Floods

Floods in Colorado’s semi-arid climate? You bet. Fort Collins residents can testify to the inundation that occurred from more than fourteen inches of rain being dumped on their city in thirty-one hours in 1997. That is the amount typically received in a whole year. Floods perennially threaten much of the state because of the high topographic relief of the drainage basins, torrential spring thaws, and intense summer thunderstorms. Early pioneers often chose to build highways, railroads, and towns in canyons close to riverbanks. Predictably, flooding was among the first natural hazards of which new citizens became painfully aware. Large floods devastated Denver, Pueblo, and other Colorado cities in the early 1900’s.

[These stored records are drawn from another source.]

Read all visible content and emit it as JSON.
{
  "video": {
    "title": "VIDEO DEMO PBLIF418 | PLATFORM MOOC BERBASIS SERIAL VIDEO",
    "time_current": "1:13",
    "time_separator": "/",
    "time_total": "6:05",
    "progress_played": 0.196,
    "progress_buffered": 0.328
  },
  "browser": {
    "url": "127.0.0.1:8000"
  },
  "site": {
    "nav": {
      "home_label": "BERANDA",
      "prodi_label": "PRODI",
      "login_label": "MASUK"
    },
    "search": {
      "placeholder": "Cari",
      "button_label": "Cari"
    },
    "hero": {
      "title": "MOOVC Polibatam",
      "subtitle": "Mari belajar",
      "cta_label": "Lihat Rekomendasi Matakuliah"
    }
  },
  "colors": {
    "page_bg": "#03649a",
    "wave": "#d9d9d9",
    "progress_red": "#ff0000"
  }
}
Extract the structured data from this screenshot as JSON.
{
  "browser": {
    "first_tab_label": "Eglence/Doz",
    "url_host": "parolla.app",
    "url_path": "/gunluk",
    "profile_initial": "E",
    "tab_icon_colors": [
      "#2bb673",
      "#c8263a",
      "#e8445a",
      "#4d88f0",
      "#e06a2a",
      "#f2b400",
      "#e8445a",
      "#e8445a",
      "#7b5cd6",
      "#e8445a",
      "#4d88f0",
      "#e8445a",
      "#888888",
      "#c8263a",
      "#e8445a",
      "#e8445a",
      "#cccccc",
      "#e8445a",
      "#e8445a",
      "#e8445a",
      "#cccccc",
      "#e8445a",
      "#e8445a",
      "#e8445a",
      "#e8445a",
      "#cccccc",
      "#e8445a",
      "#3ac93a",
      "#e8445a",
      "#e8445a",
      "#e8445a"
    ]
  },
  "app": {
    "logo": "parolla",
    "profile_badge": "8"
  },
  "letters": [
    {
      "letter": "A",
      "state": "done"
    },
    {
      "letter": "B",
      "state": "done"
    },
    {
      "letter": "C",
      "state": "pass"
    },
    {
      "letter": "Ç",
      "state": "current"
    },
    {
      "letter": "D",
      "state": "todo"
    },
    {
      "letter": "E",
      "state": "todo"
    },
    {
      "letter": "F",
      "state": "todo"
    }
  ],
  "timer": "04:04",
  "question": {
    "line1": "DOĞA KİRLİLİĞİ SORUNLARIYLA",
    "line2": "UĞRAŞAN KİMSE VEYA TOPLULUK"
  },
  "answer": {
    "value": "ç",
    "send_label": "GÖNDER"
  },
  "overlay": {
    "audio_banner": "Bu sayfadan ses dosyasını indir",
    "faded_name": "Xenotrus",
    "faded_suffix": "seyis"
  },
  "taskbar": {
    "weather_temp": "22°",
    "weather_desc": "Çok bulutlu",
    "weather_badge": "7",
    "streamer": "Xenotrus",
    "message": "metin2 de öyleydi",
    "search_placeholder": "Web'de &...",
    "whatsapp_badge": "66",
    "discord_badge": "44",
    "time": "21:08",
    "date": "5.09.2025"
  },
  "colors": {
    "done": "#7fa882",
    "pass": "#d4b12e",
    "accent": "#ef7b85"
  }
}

Flooded campus at Colorado State University, Fort Collins Flood, July 28, 1997. Photo courtesy of Colorado State University

The most recent Colorado flood of September 2013 caused nine deaths and more than $2 billion in damages. An estimated 2,000 homes were damaged or destroyed statewide, and portions of roads and highways were washed away.

The Denver Post has a gallery of then-and-now photos of the September 2013 flood.

Colorado’s most expensive prior flood was probably the “Flood of 1965” in the South Platte River Basin south of Denver. This flood caused $508 million worth of damage and drowned six people. The losses can be attributed to the failure to realize the significance of the South Platte drainage routes and flood plains. Homes, shopping centers, and many other buildings occupied-and still occupy-land that has been intermittently flooded for many years.

Denver mobile home park near Bowles and Sante Fe, during theSouth Platte River flood of 1965. Photo by Duane Howell, Denver Post

Colorado’s greatest loss of life from flooding was caused by the Big Thompson Flood of July 31, 1976. This thousand-year flood was the result of a violent rainstorm that sent a wall of water down the canyon, causing the death of 144 residents and visitors. This flood may qualify as the worst natural disaster in the modern history of Colorado. The Climb to Safety signs that are now a common sight in Colorado’s canyons are a grim reminder of the power of nature and the fact that these geologic hazards are always present.


Home damaged during the Big Thompson Canyon Flood, July 31, 1976.